*** Task material ***

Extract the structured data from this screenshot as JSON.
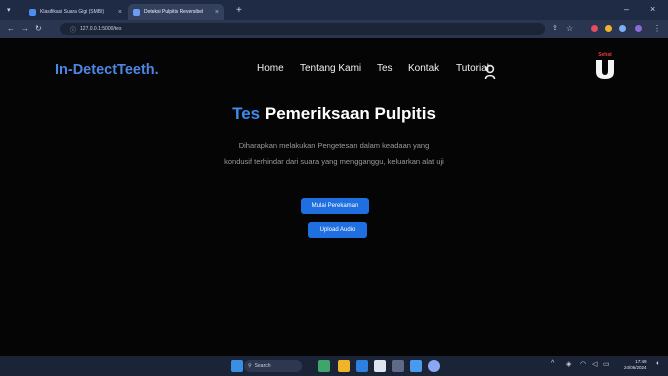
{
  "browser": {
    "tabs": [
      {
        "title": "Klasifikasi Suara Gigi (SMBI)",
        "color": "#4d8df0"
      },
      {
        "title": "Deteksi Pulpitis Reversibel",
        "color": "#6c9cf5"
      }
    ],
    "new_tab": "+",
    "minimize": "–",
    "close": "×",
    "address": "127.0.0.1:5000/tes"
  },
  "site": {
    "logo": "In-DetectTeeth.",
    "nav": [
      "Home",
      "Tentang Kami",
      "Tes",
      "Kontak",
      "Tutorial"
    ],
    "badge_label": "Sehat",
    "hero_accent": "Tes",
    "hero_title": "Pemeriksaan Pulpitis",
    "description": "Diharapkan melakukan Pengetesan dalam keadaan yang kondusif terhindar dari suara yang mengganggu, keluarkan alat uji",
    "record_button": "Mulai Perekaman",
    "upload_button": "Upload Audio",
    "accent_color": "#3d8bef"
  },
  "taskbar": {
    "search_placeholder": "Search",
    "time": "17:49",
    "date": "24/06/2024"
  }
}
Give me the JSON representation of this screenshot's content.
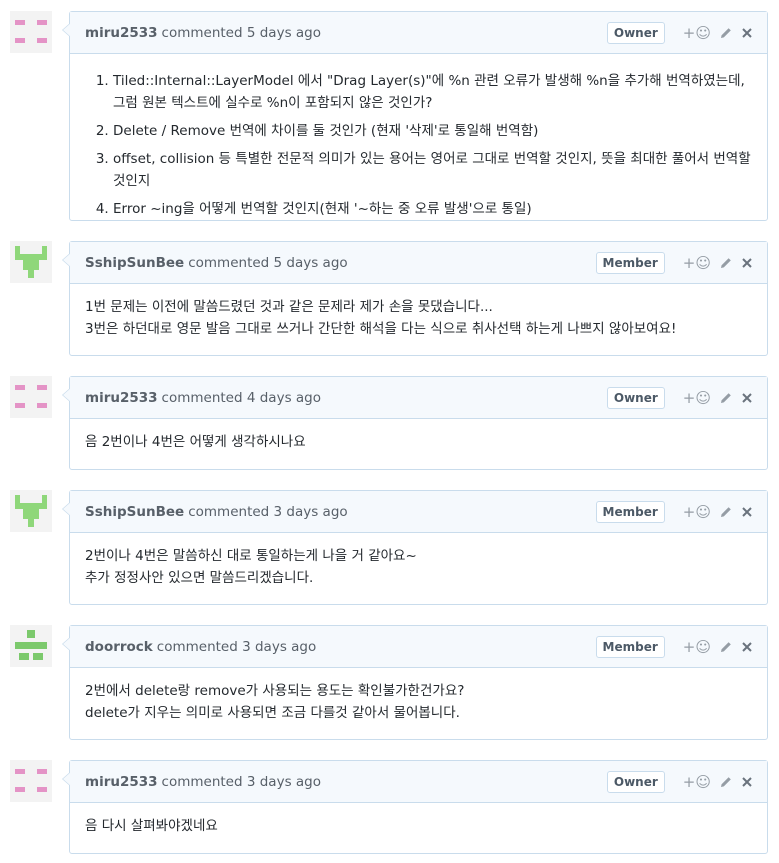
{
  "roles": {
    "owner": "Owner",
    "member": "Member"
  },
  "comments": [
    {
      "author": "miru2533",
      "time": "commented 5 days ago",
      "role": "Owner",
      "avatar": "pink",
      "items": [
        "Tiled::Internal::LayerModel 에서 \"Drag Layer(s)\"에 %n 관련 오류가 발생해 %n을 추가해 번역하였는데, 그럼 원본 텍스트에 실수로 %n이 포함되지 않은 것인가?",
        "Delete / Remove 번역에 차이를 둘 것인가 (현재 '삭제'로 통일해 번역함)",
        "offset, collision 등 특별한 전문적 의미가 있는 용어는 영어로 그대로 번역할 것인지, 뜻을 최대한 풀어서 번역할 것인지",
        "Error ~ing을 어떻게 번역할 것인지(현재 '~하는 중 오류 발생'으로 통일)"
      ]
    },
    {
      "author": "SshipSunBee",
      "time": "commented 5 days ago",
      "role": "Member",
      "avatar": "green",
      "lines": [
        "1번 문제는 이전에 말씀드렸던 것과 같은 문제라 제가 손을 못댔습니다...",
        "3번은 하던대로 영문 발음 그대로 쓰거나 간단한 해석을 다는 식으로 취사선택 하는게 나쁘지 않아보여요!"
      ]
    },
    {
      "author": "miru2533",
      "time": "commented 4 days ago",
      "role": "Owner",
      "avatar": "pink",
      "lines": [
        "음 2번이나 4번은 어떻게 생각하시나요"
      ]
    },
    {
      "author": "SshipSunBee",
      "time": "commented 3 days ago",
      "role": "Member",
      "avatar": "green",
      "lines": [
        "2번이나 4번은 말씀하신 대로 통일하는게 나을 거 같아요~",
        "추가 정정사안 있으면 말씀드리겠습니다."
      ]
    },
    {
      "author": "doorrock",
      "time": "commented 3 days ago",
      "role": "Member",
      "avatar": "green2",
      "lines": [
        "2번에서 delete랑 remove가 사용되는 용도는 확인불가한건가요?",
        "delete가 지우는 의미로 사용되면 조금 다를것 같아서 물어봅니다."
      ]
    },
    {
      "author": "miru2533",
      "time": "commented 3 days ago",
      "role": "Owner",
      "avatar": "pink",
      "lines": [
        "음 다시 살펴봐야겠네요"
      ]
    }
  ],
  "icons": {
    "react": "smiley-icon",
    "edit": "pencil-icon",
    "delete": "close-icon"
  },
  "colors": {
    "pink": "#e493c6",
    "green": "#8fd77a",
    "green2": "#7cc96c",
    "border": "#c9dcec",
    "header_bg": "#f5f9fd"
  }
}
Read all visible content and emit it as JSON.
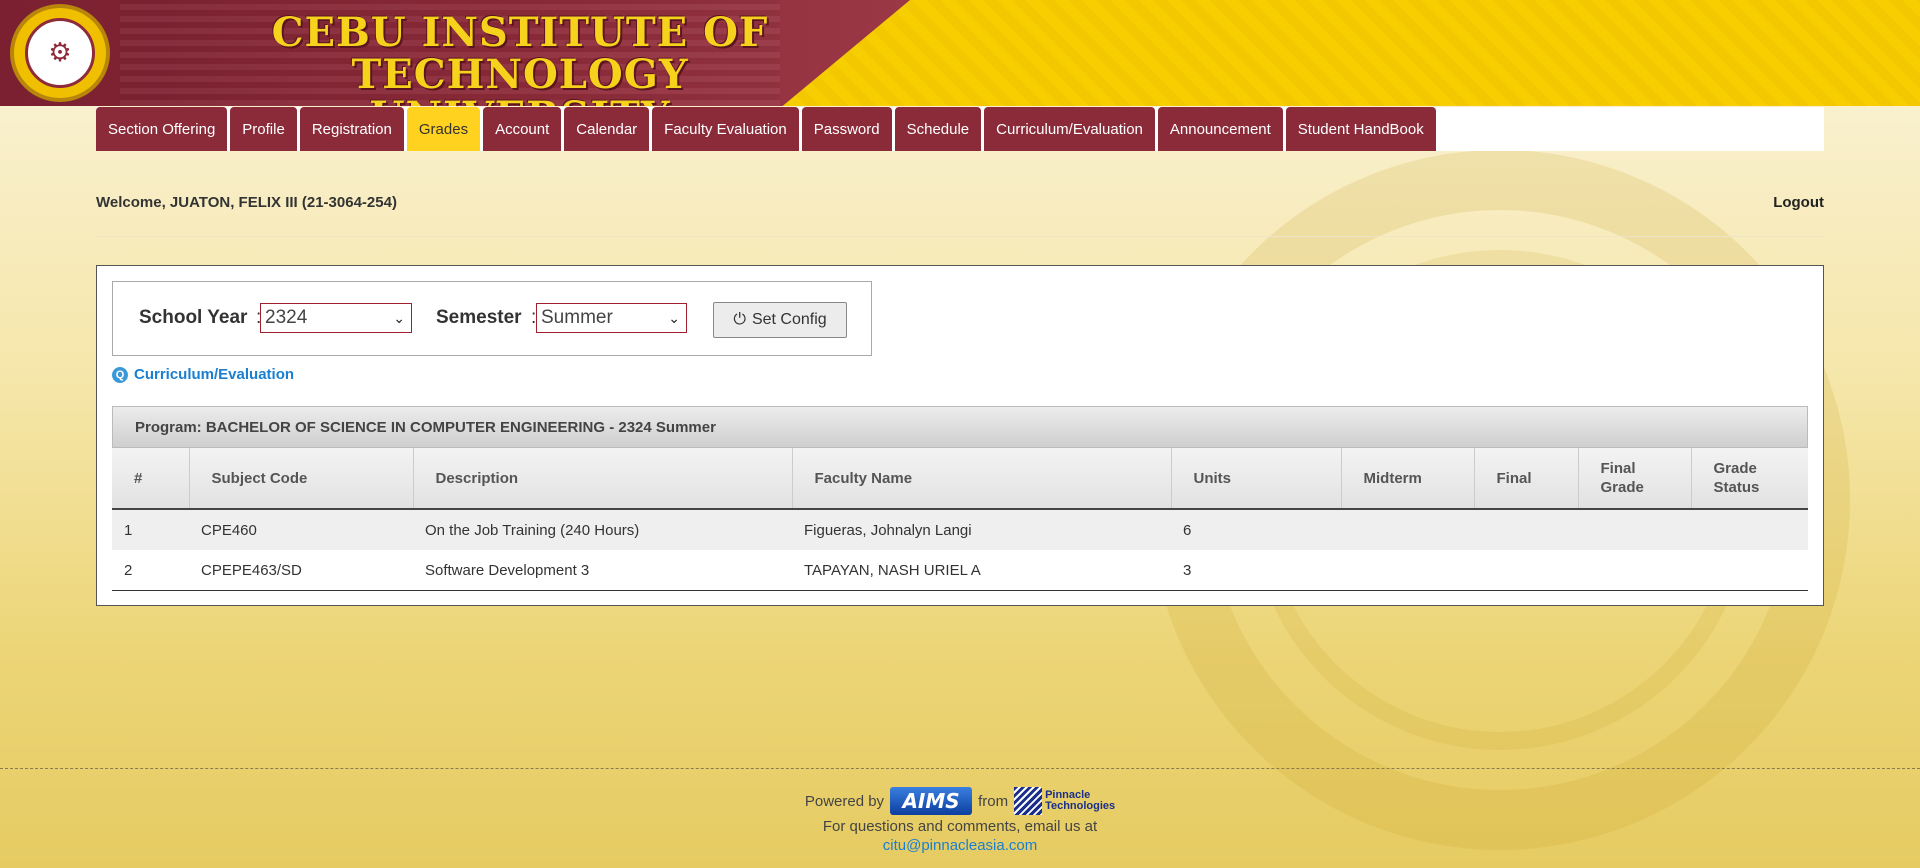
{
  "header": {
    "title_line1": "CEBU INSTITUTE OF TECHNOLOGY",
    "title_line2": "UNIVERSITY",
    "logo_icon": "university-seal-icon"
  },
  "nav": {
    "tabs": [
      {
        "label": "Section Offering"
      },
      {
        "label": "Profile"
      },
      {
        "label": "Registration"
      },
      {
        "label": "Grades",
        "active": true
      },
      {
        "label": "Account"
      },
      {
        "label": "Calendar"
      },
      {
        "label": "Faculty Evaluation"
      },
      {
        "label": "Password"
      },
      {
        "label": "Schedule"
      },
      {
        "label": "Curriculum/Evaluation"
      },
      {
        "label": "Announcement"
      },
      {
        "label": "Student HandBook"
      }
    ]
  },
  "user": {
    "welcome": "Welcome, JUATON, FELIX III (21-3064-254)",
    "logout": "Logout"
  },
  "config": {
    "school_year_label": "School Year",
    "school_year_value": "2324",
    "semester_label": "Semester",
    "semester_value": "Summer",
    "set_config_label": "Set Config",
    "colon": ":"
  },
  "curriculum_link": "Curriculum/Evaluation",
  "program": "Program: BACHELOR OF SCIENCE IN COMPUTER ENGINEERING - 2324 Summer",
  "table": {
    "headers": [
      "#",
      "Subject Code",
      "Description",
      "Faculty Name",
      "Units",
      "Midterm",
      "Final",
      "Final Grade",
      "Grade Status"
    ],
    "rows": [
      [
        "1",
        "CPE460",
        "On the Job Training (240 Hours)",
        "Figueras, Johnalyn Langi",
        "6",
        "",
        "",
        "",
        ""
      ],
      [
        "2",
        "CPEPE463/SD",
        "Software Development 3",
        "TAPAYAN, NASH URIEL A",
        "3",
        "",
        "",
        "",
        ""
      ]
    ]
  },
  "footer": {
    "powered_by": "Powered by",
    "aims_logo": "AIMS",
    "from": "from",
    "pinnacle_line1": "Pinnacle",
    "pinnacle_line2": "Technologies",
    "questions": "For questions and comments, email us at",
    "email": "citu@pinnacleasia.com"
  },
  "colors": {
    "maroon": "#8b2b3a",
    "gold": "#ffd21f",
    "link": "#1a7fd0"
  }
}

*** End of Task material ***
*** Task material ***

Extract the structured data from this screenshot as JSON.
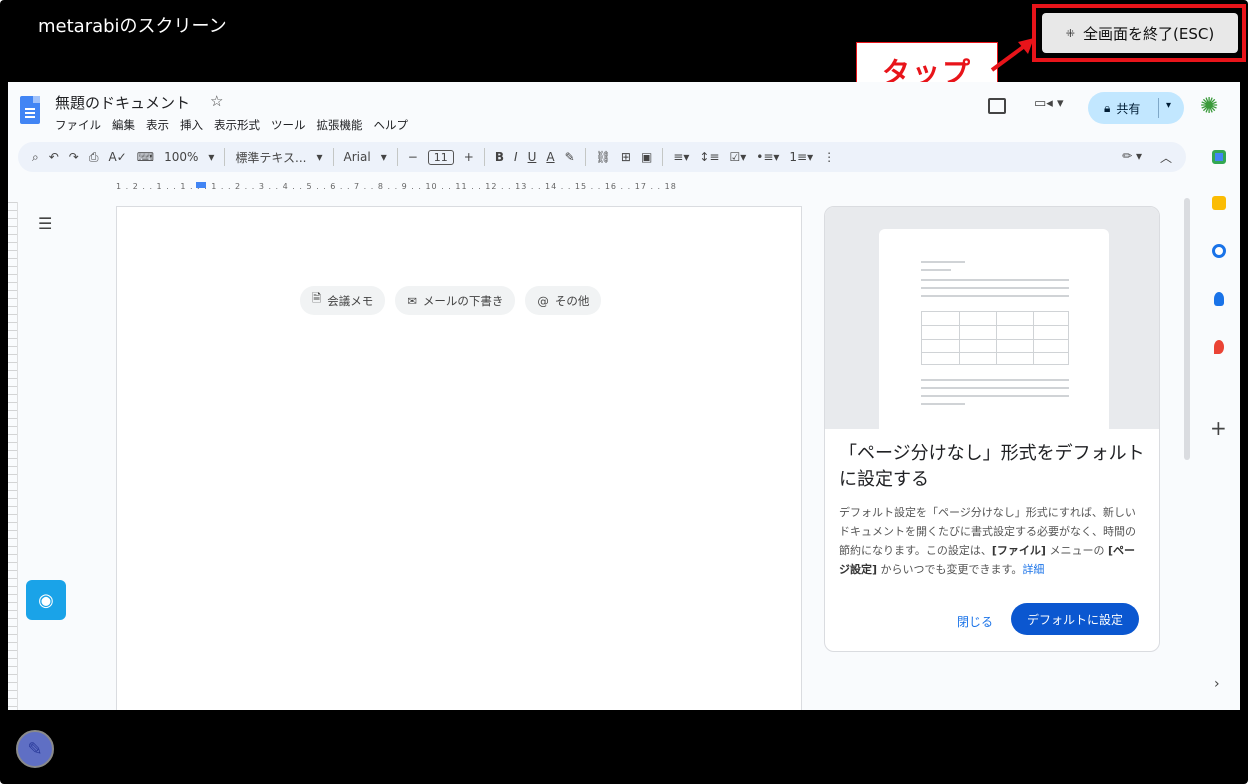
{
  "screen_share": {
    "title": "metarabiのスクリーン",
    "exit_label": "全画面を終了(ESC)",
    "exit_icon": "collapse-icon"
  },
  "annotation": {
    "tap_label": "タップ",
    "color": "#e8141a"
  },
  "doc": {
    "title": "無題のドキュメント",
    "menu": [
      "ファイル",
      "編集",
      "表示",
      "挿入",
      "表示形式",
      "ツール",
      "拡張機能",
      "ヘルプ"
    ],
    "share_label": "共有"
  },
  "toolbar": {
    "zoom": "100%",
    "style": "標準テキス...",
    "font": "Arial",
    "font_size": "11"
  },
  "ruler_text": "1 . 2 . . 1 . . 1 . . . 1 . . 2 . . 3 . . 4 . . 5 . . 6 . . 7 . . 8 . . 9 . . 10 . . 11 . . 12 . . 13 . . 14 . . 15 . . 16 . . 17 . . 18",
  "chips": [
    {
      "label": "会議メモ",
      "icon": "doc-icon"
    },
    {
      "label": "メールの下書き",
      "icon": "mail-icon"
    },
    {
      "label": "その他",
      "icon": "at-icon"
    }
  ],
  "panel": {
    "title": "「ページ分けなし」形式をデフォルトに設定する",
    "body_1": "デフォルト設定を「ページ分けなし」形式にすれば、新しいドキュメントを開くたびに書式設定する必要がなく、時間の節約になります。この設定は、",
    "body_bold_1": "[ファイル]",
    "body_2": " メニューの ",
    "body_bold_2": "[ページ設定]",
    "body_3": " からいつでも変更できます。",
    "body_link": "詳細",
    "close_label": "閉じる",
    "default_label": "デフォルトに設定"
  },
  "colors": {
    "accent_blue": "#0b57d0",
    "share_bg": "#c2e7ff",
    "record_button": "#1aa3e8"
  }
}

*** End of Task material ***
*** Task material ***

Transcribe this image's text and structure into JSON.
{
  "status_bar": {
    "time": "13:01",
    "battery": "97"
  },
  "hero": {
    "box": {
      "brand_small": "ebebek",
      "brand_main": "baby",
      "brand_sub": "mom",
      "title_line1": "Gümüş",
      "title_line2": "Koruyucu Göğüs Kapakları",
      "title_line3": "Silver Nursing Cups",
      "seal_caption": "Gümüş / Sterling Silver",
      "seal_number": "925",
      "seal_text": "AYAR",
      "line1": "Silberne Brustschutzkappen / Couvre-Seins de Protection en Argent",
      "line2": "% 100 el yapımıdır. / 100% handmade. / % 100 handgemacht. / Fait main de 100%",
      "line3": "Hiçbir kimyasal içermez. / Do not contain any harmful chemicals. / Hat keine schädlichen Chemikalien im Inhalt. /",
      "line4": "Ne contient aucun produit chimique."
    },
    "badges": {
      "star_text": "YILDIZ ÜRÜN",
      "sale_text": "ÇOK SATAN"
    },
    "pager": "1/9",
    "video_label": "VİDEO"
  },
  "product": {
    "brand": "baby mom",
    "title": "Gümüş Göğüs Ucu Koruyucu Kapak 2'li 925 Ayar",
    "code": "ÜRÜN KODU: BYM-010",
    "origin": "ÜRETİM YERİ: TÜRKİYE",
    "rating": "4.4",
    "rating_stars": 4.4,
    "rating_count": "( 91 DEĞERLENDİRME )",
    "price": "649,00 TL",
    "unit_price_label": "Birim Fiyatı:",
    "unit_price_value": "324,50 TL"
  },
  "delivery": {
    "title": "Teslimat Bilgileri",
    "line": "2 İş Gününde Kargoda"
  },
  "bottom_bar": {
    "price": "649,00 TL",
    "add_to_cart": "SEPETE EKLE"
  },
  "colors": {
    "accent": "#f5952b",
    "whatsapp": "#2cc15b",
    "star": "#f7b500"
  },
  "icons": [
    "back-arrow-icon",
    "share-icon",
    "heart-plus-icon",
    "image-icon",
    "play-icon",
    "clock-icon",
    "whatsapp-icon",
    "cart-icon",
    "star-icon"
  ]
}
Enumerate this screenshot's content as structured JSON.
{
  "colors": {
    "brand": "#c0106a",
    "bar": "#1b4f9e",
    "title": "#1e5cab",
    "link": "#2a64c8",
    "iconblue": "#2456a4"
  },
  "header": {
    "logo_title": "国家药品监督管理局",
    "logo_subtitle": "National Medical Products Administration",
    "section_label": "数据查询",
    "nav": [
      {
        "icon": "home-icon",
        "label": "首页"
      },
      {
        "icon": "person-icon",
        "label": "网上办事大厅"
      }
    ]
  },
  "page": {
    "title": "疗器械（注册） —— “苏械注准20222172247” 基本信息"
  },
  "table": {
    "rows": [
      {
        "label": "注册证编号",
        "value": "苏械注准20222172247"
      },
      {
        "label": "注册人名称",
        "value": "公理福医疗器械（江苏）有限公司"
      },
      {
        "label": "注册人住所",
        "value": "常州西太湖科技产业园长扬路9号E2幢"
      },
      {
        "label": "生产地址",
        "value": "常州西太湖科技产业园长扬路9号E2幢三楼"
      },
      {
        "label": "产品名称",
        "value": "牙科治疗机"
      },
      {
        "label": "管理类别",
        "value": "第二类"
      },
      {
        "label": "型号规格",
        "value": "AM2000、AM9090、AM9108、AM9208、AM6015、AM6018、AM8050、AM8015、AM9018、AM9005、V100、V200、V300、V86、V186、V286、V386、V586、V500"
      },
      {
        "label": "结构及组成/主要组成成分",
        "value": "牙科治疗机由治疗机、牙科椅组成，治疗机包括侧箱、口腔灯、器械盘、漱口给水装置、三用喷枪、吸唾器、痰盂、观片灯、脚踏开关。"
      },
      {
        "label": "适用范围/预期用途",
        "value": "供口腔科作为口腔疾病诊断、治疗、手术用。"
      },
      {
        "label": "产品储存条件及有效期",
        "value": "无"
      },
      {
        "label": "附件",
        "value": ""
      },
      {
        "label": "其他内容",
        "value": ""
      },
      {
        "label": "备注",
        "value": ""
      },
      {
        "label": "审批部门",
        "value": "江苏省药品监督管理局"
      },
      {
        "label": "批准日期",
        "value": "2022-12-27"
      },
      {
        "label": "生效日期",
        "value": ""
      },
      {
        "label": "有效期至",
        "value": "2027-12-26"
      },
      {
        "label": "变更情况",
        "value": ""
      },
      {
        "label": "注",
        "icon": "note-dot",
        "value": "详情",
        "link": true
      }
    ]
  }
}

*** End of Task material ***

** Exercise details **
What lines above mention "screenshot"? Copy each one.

** Finished exercise **
Extract the structured data from this screenshot as JSON.
Give me the JSON representation of this screenshot's content.
Extract the structured data from this screenshot as JSON.
Enumerate this screenshot's content as structured JSON.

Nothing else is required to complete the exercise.